Clausen adds it is very hard as a first time buyer, since they don’t know who they are dealing with. Clausen further notes how it is important to find an agent who will “truly provide independent, quality advice that benefits the homeowner and not the agent that is looking to make a quick buck.” Clausen also states that this might mean hiring a lawyer when going through the purchase process, simply to ensure the entire process is impartial when buying your first home.
Clausen also notes how many first time buyers spend all or a major portion of their savings for a down payment; this is a detrimental mistake he points out. Many will pull all of their money together to put down that 20% to avoid mortgage insurance. However this is the wrong direction to go and can leave you short on cash for a rainy day.
Depleting your savings is very risky
With a conventional mortgage if you put down 20% you don’t have to pay for insurance on the mortgage. Although this can result in substantial monthly savings, Clausen says it isn’t worth “pushing the preverbial envelope” and not having funds set aside for a potential problem down the road. He says: “I’d pay for the mortgage insurance any day over not having enough money for a family emergency or loss of employment,” and goes on to note that everyone, especially the first time buyer, needs to have those funds set aside.

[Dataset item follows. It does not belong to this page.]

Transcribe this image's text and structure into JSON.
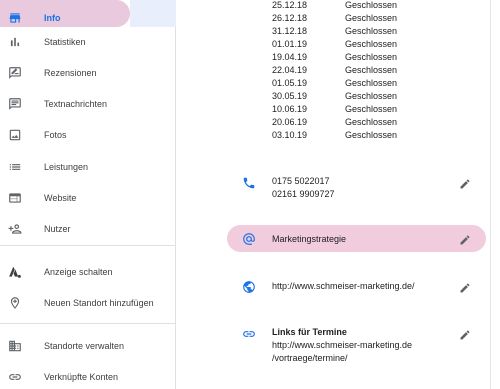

Prequalification has taken place, you have the perfect home lined up, you’ve signed a contract and close in 30 days. But, don’t get too excited just yet.
Why you should keep the wallet shut for the time being
Prior to closing a financial report including credit check is run, to ensure the financial situation hasn’t changed. If you have new loans on your credit report, this can jeopardize the ability to move forward with the purchase process.
Clausen notes how some buyers sign the contract then go buy a new boat or pricey furniture for the new home. He discusses a situation where a buyer drove to his office and showed him the new boat; Clausen went on to advise him to drive it right back to the dealership that day!
The dealership was kind enough to agree to afford that buyer a few more days, until the final credit check and financial history had been run on the home that buyer was ready to purchase. If this was not the case, it could have killed the deal. So before you get ready to start spending and financing big purchases, make sure you take a step back, and wait until those final checks are run, to avoid the risk of losing everything, only a few days before moving into your dream home.